There is no doubt that when it comes to taking photographs with your smartphone, things have come a long way. When cameras started being included in mobile phones, it seemed that they were included as an afterthought. The camera was there, but it wasn't very good. Nowadays, the quality of a phone's camera it one of its most important selling features. Every review of a newly released smartphone will most likely feature and in-depth look at its camera features. Smartphone manufacturers are certainly aware of people's lust for an amazing camera and, for the most part, keep pushing the boundaries of camera technology with each new device that they release. When LG released their G3 flaghsip earlier this year it featured a great 13 MP camera with Optical Image Stabilization and that phone went on to become its best-selling device ever.

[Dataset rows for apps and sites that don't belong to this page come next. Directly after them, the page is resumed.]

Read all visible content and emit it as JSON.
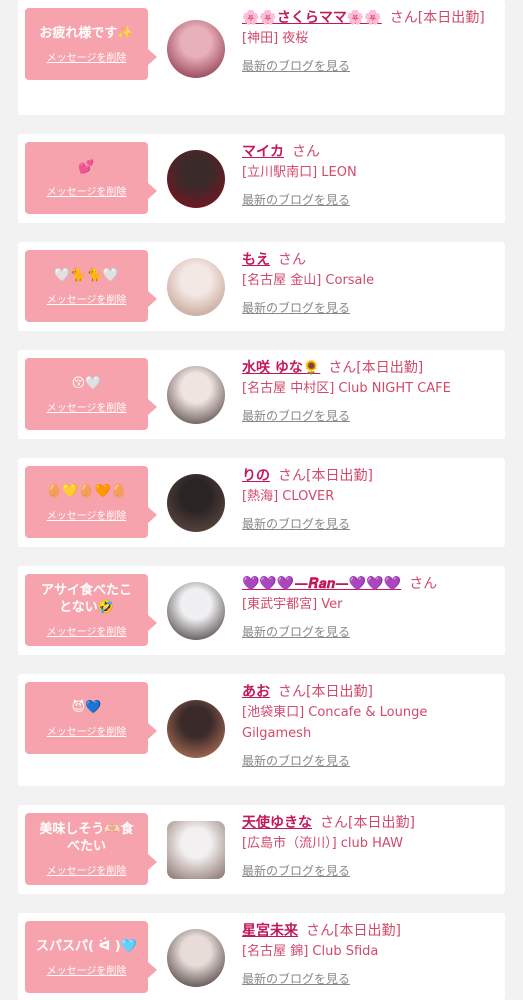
{
  "cards": [
    {
      "message": "お疲れ様です✨",
      "delete_label": "メッセージを削除",
      "name": "🌸🌸さくらママ🌸🌸",
      "suffix": "さん[本日出勤]",
      "shop": "[神田] 夜桜",
      "blog_label": "最新のブログを見る",
      "avatar_colors": [
        "#e8b0b8",
        "#7a2038"
      ]
    },
    {
      "message": "💕",
      "delete_label": "メッセージを削除",
      "name": "マイカ",
      "suffix": "さん",
      "shop": "[立川駅南口] LEON",
      "blog_label": "最新のブログを見る",
      "avatar_colors": [
        "#3a2a2a",
        "#8a1020"
      ]
    },
    {
      "message": "🤍🐈🐈🤍",
      "delete_label": "メッセージを削除",
      "name": "もえ",
      "suffix": "さん",
      "shop": "[名古屋 金山] Corsale",
      "blog_label": "最新のブログを見る",
      "avatar_colors": [
        "#f4e8e4",
        "#b89080"
      ]
    },
    {
      "message": "😚🤍",
      "delete_label": "メッセージを削除",
      "name": "水咲 ゆな🌻",
      "suffix": "さん[本日出勤]",
      "shop": "[名古屋 中村区] Club NIGHT CAFE",
      "blog_label": "最新のブログを見る",
      "avatar_colors": [
        "#efe4e0",
        "#3a2a28"
      ]
    },
    {
      "message": "🥚💛🥚🧡🥚",
      "delete_label": "メッセージを削除",
      "name": "りの",
      "suffix": "さん[本日出勤]",
      "shop": "[熱海] CLOVER",
      "blog_label": "最新のブログを見る",
      "avatar_colors": [
        "#2a2424",
        "#6a5048"
      ]
    },
    {
      "message": "アサイ食べたことない🤣",
      "delete_label": "メッセージを削除",
      "name": "💜💜💜—𝑹𝒂𝒏—💜💜💜",
      "suffix": "さん",
      "shop": "[東武宇都宮] Ver",
      "blog_label": "最新のブログを見る",
      "avatar_colors": [
        "#f0f0f2",
        "#2a2020"
      ]
    },
    {
      "message": "😈💙",
      "delete_label": "メッセージを削除",
      "name": "あお",
      "suffix": "さん[本日出勤]",
      "shop": "[池袋東口] Concafe & Lounge Gilgamesh",
      "blog_label": "最新のブログを見る",
      "avatar_colors": [
        "#3a2a2a",
        "#c88060"
      ]
    },
    {
      "message": "美味しそう🫶🏻食べたい",
      "delete_label": "メッセージを削除",
      "name": "天使ゆきな",
      "suffix": "さん[本日出勤]",
      "shop": "[広島市（流川）] club HAW",
      "blog_label": "最新のブログを見る",
      "avatar_colors": [
        "#f2f0f0",
        "#8a7068"
      ]
    },
    {
      "message": "スパスパ( ᐛ )🩵",
      "delete_label": "メッセージを削除",
      "name": "星宮未来",
      "suffix": "さん[本日出勤]",
      "shop": "[名古屋 錦] Club Sfida",
      "blog_label": "最新のブログを見る",
      "avatar_colors": [
        "#e8dcd8",
        "#2a2020"
      ]
    }
  ]
}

LG doesn't seem to want to rest on its laurels, however, as it has been rumoured this week that their upcoming G4 smartphone will feature a 20.7 MP shooter.
While there is no doubt that you don't have to look hard these days to find a smartphone with a good camera, there is still a long way to go in terms of a smartphone being the ideal picture taking device. Have you ever tried to zoom onto a subject with your smartphone's camera and then had a great picture afterwards? Probably not. DynaOptics is a startup company that is hoping to change this. They are currently working on technology that could see genuine optical zoom come to the cameras in smartphones. Most conventional cameras have a protruding lens to help with zooming in to take close-up photos but, obviously, that isn't possible with smartphones considering consumer demand for the thinnest device possible. When Apple released their newest iPhone's recently they received a lot of flak because the cameras aren't flush with the device and instead protrude just slightly out of the back. In order to avoid something like this, DynaOptics has developed a technology that uses lateral movement of the lenses in order to perform an optical zoom, thus making it perfect to fit into today's ultra-slim smartphones.
Smartphone photographers of the world will be happy to know that DynaOptics has revealed that we could see this technology begin to appear in smartphones as early as next year. So what do you think? Are you happy to hear of this development? How important is the camera when it comes to deciding what smartphone to buy? Let us know in the comments below or hit us up on our Google + page.